### Supplied data
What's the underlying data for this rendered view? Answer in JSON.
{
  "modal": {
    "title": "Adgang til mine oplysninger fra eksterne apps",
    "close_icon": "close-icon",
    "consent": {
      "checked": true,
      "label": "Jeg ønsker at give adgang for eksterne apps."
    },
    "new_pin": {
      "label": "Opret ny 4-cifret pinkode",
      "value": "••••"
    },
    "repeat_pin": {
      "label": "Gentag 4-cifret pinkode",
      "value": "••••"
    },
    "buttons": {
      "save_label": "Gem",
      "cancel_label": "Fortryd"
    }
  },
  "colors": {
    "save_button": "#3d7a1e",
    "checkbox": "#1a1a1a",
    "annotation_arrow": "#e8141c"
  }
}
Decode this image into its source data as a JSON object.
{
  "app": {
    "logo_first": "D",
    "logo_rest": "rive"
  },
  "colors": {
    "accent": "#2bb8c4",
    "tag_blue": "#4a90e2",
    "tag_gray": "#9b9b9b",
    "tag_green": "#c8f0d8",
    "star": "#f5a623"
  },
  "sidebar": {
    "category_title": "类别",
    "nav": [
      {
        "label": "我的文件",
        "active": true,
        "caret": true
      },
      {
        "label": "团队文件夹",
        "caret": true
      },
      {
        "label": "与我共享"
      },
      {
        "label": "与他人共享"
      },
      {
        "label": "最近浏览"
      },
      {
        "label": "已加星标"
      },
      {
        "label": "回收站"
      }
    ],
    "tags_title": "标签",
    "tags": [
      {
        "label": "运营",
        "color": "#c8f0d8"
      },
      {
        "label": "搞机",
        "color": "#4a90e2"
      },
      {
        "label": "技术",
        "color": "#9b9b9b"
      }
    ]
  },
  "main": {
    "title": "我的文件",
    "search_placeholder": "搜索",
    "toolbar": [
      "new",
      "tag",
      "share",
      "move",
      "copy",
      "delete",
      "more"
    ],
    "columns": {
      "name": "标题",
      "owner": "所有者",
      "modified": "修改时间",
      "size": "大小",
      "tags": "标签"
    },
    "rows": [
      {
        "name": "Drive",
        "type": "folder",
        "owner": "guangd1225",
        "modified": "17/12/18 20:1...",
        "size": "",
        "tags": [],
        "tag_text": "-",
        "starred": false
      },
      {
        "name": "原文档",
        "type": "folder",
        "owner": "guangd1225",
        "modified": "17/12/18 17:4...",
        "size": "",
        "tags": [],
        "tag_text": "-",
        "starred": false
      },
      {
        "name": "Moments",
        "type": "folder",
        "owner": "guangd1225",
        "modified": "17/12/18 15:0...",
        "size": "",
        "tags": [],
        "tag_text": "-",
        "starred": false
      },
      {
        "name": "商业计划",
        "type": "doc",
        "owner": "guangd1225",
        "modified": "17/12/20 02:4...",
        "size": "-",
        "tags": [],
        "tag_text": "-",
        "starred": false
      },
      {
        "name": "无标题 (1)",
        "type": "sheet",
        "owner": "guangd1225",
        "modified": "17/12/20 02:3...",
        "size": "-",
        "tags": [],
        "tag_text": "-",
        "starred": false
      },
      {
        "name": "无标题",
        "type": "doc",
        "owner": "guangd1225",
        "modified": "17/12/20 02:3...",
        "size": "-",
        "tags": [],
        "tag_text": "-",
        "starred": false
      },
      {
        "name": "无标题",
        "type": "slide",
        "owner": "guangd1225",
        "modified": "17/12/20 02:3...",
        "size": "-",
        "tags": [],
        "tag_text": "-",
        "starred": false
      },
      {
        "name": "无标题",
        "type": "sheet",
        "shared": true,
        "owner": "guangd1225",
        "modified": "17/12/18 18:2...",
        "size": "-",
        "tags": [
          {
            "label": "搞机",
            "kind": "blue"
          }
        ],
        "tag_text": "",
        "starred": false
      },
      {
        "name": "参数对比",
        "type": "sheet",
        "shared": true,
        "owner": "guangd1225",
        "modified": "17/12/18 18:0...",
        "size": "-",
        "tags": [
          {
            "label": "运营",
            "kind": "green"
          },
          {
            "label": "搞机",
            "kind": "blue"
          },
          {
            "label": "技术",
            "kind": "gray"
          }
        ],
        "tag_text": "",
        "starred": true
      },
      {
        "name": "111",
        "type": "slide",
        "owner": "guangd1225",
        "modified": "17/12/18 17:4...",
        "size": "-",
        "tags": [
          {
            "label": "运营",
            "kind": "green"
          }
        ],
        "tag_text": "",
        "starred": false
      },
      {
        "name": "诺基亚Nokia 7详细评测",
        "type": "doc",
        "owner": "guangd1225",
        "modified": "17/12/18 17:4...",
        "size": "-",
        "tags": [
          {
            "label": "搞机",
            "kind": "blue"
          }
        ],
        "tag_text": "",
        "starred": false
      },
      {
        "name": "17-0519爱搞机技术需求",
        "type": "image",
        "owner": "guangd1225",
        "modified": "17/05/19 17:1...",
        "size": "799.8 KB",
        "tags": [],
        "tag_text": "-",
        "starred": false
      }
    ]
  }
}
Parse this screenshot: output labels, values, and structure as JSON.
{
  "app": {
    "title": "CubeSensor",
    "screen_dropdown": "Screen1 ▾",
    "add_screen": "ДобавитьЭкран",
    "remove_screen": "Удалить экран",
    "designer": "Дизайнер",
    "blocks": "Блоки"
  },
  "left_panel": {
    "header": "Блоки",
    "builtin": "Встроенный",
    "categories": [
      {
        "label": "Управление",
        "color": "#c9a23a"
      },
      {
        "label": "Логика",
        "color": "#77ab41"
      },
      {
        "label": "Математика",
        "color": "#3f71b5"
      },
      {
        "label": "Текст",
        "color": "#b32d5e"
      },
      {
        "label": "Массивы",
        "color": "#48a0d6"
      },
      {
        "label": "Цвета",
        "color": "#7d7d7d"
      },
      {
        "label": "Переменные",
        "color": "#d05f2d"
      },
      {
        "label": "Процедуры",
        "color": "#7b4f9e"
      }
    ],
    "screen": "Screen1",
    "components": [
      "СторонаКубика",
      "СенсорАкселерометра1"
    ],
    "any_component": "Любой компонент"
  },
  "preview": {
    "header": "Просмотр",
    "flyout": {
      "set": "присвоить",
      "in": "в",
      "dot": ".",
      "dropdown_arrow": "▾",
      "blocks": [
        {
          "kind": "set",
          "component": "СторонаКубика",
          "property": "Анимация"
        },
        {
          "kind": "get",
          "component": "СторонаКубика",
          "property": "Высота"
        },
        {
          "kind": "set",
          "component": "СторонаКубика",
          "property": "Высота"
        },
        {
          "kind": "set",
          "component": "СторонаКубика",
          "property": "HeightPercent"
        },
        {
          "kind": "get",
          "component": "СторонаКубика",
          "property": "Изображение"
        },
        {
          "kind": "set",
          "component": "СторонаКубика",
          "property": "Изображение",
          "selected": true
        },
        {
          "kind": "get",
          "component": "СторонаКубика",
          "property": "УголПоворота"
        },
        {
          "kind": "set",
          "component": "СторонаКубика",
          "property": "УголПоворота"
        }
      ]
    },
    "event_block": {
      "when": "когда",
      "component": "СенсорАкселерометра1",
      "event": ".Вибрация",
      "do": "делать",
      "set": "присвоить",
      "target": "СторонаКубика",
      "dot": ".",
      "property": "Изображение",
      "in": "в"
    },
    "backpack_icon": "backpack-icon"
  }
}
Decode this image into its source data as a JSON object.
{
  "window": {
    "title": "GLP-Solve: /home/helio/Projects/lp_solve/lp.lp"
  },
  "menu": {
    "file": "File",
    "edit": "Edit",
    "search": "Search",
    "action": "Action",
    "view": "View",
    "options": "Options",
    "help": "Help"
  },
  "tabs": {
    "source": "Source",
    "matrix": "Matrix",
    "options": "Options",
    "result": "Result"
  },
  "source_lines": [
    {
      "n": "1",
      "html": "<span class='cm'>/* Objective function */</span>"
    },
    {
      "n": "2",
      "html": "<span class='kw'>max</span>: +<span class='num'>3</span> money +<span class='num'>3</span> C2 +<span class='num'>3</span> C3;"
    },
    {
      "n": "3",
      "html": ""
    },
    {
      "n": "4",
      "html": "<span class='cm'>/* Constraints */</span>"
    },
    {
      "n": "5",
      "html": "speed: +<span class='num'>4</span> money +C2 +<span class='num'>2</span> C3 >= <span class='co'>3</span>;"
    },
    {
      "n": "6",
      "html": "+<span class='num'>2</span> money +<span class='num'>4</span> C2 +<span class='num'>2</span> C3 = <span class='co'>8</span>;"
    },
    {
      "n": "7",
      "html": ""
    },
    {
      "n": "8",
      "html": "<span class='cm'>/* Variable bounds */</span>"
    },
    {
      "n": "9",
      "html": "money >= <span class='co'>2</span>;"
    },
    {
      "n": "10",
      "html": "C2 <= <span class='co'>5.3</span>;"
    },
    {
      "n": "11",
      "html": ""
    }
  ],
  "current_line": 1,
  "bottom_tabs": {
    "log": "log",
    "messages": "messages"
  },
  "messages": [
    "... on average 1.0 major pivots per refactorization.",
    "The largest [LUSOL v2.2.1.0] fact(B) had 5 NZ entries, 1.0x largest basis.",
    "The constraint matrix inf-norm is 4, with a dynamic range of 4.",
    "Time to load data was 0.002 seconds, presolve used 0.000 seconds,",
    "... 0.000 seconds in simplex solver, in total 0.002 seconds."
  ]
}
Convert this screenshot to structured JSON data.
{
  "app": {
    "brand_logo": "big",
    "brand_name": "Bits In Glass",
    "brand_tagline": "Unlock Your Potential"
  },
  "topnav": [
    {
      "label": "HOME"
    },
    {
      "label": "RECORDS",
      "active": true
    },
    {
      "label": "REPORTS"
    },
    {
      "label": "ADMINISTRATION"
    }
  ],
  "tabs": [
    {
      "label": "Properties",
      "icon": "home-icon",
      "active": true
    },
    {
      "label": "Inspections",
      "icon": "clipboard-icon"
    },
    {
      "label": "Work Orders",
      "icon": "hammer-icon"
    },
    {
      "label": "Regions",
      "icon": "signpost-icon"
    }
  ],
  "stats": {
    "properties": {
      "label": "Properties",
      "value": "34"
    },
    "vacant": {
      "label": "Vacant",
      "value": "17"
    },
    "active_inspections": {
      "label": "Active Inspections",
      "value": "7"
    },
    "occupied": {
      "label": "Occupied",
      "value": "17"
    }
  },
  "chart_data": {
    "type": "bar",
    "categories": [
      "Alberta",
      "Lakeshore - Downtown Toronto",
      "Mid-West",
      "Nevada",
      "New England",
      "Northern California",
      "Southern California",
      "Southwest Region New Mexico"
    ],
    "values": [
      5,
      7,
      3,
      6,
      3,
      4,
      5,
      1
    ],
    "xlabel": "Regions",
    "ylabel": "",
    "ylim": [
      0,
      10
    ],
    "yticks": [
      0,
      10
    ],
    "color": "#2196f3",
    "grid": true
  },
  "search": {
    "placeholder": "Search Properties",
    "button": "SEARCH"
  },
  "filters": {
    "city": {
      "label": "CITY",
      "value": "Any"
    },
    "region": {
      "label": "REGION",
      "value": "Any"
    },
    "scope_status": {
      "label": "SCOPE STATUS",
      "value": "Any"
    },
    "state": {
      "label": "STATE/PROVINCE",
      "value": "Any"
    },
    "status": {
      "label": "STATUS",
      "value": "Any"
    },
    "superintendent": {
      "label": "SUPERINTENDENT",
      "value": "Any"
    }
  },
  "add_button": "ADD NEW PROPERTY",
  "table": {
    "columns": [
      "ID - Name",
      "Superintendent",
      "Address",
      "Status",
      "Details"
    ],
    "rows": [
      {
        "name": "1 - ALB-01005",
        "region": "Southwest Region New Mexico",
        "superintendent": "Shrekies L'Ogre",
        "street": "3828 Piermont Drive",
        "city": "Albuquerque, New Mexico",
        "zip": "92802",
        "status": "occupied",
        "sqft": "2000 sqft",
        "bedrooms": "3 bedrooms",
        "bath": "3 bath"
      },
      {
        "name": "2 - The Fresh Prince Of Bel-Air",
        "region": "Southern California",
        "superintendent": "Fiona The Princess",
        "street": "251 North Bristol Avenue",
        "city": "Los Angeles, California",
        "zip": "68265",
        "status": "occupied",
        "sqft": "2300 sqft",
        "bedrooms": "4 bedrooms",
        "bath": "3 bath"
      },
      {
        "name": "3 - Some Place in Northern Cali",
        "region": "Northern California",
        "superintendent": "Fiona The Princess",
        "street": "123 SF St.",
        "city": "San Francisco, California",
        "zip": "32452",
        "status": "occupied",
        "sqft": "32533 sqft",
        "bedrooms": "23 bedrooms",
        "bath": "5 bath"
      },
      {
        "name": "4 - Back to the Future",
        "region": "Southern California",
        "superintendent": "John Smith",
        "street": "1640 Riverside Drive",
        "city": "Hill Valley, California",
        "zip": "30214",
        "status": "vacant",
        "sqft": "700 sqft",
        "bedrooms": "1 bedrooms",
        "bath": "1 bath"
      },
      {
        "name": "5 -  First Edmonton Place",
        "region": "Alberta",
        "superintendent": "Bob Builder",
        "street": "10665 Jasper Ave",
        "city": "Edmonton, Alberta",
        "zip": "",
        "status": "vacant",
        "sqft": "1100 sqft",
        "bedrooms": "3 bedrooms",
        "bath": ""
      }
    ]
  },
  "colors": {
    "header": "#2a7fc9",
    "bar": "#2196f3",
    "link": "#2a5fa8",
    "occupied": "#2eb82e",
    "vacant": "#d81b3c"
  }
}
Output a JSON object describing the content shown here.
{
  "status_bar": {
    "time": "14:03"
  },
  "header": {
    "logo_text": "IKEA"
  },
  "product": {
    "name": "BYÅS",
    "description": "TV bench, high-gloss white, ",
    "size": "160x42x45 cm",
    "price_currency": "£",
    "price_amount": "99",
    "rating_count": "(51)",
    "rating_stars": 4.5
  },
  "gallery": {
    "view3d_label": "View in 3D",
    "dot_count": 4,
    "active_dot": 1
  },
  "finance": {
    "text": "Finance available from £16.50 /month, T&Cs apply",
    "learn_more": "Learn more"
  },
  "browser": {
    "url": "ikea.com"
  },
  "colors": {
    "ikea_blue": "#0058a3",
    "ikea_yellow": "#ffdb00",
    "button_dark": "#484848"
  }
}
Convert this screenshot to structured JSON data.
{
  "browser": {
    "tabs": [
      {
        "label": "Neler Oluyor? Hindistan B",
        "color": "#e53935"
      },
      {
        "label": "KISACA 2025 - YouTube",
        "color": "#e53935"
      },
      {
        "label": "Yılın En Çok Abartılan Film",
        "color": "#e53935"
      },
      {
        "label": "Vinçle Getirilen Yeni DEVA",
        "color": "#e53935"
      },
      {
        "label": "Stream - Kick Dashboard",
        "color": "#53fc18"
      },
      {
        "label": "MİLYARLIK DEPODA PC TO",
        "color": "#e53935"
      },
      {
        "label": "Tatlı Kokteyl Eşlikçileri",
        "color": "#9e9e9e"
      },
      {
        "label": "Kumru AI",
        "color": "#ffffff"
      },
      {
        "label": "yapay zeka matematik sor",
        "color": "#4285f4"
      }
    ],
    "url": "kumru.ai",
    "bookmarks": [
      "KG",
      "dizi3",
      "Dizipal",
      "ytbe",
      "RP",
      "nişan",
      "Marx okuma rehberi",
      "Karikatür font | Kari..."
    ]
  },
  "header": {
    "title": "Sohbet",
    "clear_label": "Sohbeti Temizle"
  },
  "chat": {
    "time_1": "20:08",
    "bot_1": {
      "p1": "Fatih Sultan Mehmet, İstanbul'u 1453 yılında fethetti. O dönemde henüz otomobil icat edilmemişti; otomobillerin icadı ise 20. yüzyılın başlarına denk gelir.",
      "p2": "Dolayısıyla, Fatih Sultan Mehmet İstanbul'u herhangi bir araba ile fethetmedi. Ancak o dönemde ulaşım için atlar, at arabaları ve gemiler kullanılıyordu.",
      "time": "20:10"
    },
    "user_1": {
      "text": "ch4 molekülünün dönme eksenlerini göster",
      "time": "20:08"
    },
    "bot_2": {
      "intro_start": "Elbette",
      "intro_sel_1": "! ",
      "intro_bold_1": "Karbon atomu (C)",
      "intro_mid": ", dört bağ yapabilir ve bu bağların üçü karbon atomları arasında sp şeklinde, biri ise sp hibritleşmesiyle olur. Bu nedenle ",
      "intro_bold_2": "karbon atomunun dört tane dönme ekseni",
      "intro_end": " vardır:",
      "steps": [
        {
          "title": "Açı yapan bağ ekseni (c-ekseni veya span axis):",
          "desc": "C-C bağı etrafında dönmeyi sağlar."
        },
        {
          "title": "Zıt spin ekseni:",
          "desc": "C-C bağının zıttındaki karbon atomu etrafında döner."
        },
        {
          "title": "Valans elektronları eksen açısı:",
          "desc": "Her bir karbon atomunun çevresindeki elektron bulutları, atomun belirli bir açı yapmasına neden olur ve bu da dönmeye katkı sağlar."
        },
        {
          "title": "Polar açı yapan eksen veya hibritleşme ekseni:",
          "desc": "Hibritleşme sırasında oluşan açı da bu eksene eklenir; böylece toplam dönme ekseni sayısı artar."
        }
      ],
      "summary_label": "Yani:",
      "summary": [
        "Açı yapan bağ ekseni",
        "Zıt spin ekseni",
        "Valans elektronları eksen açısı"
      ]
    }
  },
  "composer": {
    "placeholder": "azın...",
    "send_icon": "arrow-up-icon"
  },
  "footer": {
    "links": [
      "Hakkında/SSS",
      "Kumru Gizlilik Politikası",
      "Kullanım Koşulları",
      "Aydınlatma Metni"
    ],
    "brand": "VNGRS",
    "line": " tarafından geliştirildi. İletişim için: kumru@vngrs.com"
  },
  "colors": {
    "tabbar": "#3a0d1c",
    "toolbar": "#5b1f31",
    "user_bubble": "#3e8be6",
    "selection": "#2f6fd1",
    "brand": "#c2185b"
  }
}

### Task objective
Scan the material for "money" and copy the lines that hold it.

### Reply to the task
      "html": "<span class='kw'>max</span>: +<span class='num'>3</span> money +<span class='num'>3</span> C2 +<span class='num'>3</span> C3;"
      "html": "speed: +<span class='num'>4</span> money +C2 +<span class='num'>2</span> C3 >= <span class='co'>3</span>;"
      "html": "+<span class='num'>2</span> money +<span class='num'>4</span> C2 +<span class='num'>2</span> C3 = <span class='co'>8</span>;"
      "html": "money >= <span class='co'>2</span>;"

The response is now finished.